In an interview promoting his recent book Faith in the Halls of Power: How Evangelicals Joined the American Elite, D. Michael Lindsay, describes what he sees to be the intellectual sources of evangelicalism:

And the interesting thing is that the Presbyterian tradition, the Reformed tradition, has provided some of the intellectual gravitas for evangelical ascendancy. And it’s being promulgated in lots of creative ways so that you have the idea of Kuyper or a cultural commission of cultural engagement is being promulgated by Chuck Colson, who is a Baptist. So Presbyterians are – if I had to say what are the two main intellectual influences on the evangelical ascendancy – it’s Roman Catholicism, conservative Catholicism, embodied by, let’s say, Richard John Neuhaus in First Things. And it’s going to be Reformed theology coming out of places like the philosophy department at Calvin College.
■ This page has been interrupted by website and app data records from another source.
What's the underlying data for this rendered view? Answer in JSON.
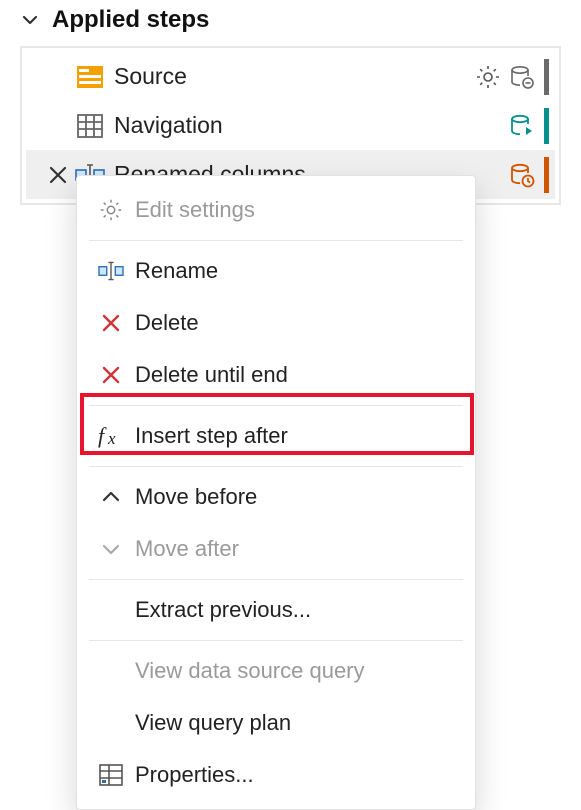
{
  "panel": {
    "title": "Applied steps"
  },
  "steps": [
    {
      "label": "Source"
    },
    {
      "label": "Navigation"
    },
    {
      "label": "Renamed columns"
    }
  ],
  "menu": {
    "edit_settings": "Edit settings",
    "rename": "Rename",
    "delete": "Delete",
    "delete_until_end": "Delete until end",
    "insert_step_after": "Insert step after",
    "move_before": "Move before",
    "move_after": "Move after",
    "extract_previous": "Extract previous...",
    "view_data_source_query": "View data source query",
    "view_query_plan": "View query plan",
    "properties": "Properties..."
  }
}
In 2002, a conference was held at Calvin College as part of recognition of the hundredth anniversary of Abraham Kuyper’s Stone Lectures at Princeton. The proceedings of the conference, “A Century of Christian Social Teaching: The Legacy of Leo XIII and Abraham Kuyper,” were published in the Journal of Markets & Morality, and included closing comments from Chuck Colson that illuminates a connection between the two sources of evangelical intellectualism that Lindsay identifies.

Since 1992, I have been involved in an organization called Evangelicals and Catholics Together (ECT). (And I have the scars to show for what has often been a controversial undertaking.) Working for accord between people of goodwill from both communities is something I believe in very deeply, and I see this conference advancing that cause.

The thoughts that I want to share with you tonight are inspired by that great Dutch theologian and statesman, Abraham Kuyper, and I do so, noting with particular pride that this is the one-hundredth anniversary of his famous Stone Lectures at Princeton University. Dr. Kuyper’s influence on my life has been profound. I was introduced to him by people here at Calvin. Another influence in my life is that of John Paul II. I suspect that our Catholic brethren here tonight would agree with me that someday he will be known not just as Pope John Paul II but as John Paul the Great—one of the most significant figures of the twentieth century.

And while Kuyper rightly deserves credit for being one of the leading influences on American evangelicalism, so too does his contemporary Herman Bavinck warrant greater appreciation. Two notable publications this year testify to this.

First, the fourth and final volume of the translation of Bavinck’s Reformed Dogmatics is newly available, Holy Spirit, Church, and New Creation. And secondly, a collection of articles and treatises by Bavinck on various topics has been translated in Essays on Religion, Science, and Society. The latter volume includes essays “On Inequality,” “Classical Education,” and “Ethics and Politics” that will be of special interest to PowerBlog readers.

Update: See also, “The Roots of American Evangelicalism,” in five parts.


  • http://crmafia.blogspot.com Jeff Wright

    You are right to highlight the influence of Kuyper and Bavinck. Good stuff. Thanks for the link to The Roots of American Evangelicalism. Keep up the good work.

  • Steve Schaper

    Bavinck will be only of interest to the Reformed.

    Reformed theology (and especially the modern, fideist, determinist-reductionist variety) is not the mainstream of evangelicalism, which owes more to Lutheranism (Evangelical Free, Evangelical Covenant, some of the influence on Wesley, etc), high Arminianism and Dispensationalism.

    Kuyper’s thinking (and Schaeffer’s who popularized him) has a much broader appeal.

    Is Calvin evangelical? Does it not oppose the inerrancy and authority of the Bible in matters of Genesis 1-11 and ordaining priestesses? I wouldn’t think that it was.

  • http://blog.acton.org/ Jordan

    Perhaps Bavinck will only be of interest to Reformed theologians. I wasn’t making a prediction so much as saying that he ought to be of interest to those beyond the Reformed confessional borders. He’s much more engaged in modern philosophical and theological discussions in a way that is relevant, responsible, and fair, compared with somebody like J.T. Mueller, for instance.

    And given the historical and theological links between Kuyper and Bavinck, the latter might yet enjoy renewed attention. If you’ve looked at Bavinck, you’ll know that the description “modern, fideist, determinist-reductionist” hardly applies, even if it is an apt characterization of much of what passes for Reformed (or better “Calvinistic”) theology today.

    As far as “Calvin” being evangelical, I suppose it depends on your definition of evangelicalism. A number of the figures identifiable with the philosophy department of Calvin College over the last 40 years or so probably don’t meet your definition of evangelical.